== Task item ==
Keep only the lines of the data below that contain "Aute", and copy them.

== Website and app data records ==
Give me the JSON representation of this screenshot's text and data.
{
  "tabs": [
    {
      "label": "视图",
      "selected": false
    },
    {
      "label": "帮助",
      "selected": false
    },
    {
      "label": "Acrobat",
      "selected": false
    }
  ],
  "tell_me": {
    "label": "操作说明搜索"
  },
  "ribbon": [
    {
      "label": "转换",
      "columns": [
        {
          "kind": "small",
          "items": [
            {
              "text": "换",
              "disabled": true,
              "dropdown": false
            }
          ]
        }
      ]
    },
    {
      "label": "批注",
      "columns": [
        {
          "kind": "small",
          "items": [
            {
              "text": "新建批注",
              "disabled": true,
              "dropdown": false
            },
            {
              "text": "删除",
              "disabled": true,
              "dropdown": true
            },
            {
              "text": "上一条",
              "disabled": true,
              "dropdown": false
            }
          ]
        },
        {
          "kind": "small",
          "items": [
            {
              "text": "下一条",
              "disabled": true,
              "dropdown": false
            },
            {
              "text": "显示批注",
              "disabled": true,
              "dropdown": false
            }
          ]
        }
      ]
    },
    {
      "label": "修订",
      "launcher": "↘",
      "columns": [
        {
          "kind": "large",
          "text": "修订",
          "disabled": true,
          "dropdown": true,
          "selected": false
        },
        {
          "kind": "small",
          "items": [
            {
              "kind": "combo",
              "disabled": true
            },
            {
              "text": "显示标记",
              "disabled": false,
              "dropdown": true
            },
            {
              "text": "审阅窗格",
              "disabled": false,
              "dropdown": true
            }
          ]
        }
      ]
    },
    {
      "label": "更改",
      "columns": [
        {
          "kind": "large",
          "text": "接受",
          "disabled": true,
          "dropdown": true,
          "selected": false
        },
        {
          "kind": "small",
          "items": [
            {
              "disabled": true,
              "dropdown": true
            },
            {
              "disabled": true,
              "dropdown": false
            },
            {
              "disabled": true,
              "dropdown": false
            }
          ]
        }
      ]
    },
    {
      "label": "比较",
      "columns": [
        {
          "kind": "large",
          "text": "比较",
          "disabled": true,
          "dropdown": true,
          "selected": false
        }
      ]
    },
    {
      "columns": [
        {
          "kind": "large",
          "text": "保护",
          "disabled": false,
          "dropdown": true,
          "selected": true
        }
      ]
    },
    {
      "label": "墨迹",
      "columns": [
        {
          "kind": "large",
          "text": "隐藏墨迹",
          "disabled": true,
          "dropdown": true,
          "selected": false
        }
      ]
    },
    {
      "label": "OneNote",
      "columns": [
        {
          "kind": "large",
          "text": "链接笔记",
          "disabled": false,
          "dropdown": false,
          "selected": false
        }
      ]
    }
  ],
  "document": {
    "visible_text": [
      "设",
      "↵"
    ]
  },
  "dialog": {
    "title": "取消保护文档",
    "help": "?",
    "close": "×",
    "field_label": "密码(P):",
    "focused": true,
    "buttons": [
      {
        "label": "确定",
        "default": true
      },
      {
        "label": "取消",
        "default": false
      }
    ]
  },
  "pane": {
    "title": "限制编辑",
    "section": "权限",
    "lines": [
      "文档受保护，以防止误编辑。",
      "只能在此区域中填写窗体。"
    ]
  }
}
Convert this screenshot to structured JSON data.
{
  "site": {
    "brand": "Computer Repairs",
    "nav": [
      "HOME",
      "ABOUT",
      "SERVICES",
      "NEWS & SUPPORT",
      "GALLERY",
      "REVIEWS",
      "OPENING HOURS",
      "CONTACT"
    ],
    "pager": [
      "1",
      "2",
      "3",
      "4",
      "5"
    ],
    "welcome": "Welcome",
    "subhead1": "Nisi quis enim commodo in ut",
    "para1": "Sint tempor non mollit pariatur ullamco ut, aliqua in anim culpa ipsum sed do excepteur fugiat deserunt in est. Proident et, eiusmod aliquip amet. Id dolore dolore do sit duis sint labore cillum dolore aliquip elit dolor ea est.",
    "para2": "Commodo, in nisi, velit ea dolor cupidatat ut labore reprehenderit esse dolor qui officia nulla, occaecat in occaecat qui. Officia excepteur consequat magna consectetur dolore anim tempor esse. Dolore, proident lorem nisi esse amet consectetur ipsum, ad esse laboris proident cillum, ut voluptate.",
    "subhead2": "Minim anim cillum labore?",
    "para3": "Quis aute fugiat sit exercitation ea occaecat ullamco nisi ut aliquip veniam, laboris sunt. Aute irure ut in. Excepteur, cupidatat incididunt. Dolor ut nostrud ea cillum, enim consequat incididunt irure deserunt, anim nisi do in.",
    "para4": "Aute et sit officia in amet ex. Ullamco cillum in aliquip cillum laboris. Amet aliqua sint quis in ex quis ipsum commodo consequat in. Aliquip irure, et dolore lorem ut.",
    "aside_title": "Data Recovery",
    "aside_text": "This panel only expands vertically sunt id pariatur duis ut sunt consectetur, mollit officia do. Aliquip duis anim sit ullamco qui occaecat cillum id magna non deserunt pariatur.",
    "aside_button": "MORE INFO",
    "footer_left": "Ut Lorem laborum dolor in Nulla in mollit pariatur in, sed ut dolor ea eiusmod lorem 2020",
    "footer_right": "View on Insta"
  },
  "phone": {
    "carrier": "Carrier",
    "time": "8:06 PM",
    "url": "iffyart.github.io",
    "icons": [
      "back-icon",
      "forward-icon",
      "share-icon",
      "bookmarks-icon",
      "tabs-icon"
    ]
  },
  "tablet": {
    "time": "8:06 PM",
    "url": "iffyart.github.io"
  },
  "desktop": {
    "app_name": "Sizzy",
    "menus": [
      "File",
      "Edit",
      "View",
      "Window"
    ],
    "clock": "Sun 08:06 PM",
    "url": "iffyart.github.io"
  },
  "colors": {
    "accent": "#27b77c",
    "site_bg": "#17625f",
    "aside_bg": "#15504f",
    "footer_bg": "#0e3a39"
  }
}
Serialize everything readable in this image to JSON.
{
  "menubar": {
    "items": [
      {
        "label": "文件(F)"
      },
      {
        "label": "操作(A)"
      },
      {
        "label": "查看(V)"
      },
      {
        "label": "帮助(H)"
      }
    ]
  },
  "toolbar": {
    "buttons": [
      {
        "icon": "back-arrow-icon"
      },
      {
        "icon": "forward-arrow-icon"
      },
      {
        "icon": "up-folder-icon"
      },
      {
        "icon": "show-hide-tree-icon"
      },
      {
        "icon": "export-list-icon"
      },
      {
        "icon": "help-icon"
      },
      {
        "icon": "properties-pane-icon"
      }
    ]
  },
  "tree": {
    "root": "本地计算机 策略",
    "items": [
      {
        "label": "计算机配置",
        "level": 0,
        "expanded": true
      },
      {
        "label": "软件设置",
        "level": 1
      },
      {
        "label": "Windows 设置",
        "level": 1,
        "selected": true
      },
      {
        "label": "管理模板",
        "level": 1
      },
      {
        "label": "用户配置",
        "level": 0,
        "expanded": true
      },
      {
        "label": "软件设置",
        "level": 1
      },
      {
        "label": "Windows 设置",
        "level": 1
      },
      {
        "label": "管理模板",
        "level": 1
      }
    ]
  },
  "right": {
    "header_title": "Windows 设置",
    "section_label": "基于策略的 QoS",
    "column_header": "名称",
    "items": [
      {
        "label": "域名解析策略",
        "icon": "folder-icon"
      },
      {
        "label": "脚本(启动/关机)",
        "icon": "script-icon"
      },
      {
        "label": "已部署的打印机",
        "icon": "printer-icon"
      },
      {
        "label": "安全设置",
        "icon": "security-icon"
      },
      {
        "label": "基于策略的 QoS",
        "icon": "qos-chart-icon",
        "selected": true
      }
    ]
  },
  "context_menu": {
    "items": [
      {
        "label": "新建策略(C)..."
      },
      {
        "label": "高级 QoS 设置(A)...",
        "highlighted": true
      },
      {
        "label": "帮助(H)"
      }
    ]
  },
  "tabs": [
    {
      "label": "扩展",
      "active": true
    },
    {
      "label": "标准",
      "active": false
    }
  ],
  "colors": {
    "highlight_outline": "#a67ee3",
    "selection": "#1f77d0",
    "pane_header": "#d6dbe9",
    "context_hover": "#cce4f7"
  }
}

== Output for this task ==
    "para3": "Quis aute fugiat sit exercitation ea occaecat ullamco nisi ut aliquip veniam, laboris sunt. Aute irure ut in. Excepteur, cupidatat incididunt. Dolor ut nostrud ea cillum, enim consequat incididunt irure deserunt, anim nisi do in.",
    "para4": "Aute et sit officia in amet ex. Ullamco cillum in aliquip cillum laboris. Amet aliqua sint quis in ex quis ipsum commodo consequat in. Aliquip irure, et dolore lorem ut.",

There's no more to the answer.